*Action item:*
Each line of the data should be given again exactly.

*Element data from apps and pages:*
-------

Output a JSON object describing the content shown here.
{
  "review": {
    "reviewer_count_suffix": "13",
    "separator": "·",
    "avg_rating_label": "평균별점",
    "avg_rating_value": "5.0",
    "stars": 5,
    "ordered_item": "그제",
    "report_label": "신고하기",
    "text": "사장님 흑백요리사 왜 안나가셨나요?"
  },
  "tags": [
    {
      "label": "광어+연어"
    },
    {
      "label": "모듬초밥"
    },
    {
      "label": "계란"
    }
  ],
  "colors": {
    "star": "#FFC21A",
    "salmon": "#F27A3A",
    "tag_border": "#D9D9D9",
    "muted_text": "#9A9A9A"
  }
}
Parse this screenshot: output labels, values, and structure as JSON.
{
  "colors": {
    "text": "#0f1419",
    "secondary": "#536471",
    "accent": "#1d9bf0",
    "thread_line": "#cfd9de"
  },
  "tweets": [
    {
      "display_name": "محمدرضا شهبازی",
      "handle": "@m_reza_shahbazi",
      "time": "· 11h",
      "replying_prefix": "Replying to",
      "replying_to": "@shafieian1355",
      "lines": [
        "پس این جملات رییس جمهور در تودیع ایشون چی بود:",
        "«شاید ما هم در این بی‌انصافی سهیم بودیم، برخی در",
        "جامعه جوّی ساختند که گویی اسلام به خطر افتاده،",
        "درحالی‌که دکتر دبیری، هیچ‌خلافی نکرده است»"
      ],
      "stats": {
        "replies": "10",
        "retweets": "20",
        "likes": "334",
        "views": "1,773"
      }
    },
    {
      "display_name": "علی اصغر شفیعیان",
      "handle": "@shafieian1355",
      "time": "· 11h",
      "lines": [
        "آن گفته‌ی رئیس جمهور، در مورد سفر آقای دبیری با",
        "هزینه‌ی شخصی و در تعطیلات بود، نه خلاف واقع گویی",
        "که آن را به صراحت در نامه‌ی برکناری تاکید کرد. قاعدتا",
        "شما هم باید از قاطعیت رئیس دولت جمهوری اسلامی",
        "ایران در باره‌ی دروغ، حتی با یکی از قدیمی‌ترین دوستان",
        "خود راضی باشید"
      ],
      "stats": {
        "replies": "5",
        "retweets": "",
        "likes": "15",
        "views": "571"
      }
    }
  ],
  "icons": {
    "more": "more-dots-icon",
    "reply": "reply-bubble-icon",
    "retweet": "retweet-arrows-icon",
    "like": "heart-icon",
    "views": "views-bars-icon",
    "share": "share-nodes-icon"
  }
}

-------

*Answer space:*
Output a JSON object describing the content shown here.
{
  "review": {
    "reviewer_count_suffix": "13",
    "separator": "·",
    "avg_rating_label": "평균별점",
    "avg_rating_value": "5.0",
    "stars": 5,
    "ordered_item": "그제",
    "report_label": "신고하기",
    "text": "사장님 흑백요리사 왜 안나가셨나요?"
  },
  "tags": [
    {
      "label": "광어+연어"
    },
    {
      "label": "모듬초밥"
    },
    {
      "label": "계란"
    }
  ],
  "colors": {
    "star": "#FFC21A",
    "salmon": "#F27A3A",
    "tag_border": "#D9D9D9",
    "muted_text": "#9A9A9A"
  }
}
Parse this screenshot: output labels, values, and structure as JSON.
{
  "colors": {
    "text": "#0f1419",
    "secondary": "#536471",
    "accent": "#1d9bf0",
    "thread_line": "#cfd9de"
  },
  "tweets": [
    {
      "display_name": "محمدرضا شهبازی",
      "handle": "@m_reza_shahbazi",
      "time": "· 11h",
      "replying_prefix": "Replying to",
      "replying_to": "@shafieian1355",
      "lines": [
        "پس این جملات رییس جمهور در تودیع ایشون چی بود:",
        "«شاید ما هم در این بی‌انصافی سهیم بودیم، برخی در",
        "جامعه جوّی ساختند که گویی اسلام به خطر افتاده،",
        "درحالی‌که دکتر دبیری، هیچ‌خلافی نکرده است»"
      ],
      "stats": {
        "replies": "10",
        "retweets": "20",
        "likes": "334",
        "views": "1,773"
      }
    },
    {
      "display_name": "علی اصغر شفیعیان",
      "handle": "@shafieian1355",
      "time": "· 11h",
      "lines": [
        "آن گفته‌ی رئیس جمهور، در مورد سفر آقای دبیری با",
        "هزینه‌ی شخصی و در تعطیلات بود، نه خلاف واقع گویی",
        "که آن را به صراحت در نامه‌ی برکناری تاکید کرد. قاعدتا",
        "شما هم باید از قاطعیت رئیس دولت جمهوری اسلامی",
        "ایران در باره‌ی دروغ، حتی با یکی از قدیمی‌ترین دوستان",
        "خود راضی باشید"
      ],
      "stats": {
        "replies": "5",
        "retweets": "",
        "likes": "15",
        "views": "571"
      }
    }
  ],
  "icons": {
    "more": "more-dots-icon",
    "reply": "reply-bubble-icon",
    "retweet": "retweet-arrows-icon",
    "like": "heart-icon",
    "views": "views-bars-icon",
    "share": "share-nodes-icon"
  }
}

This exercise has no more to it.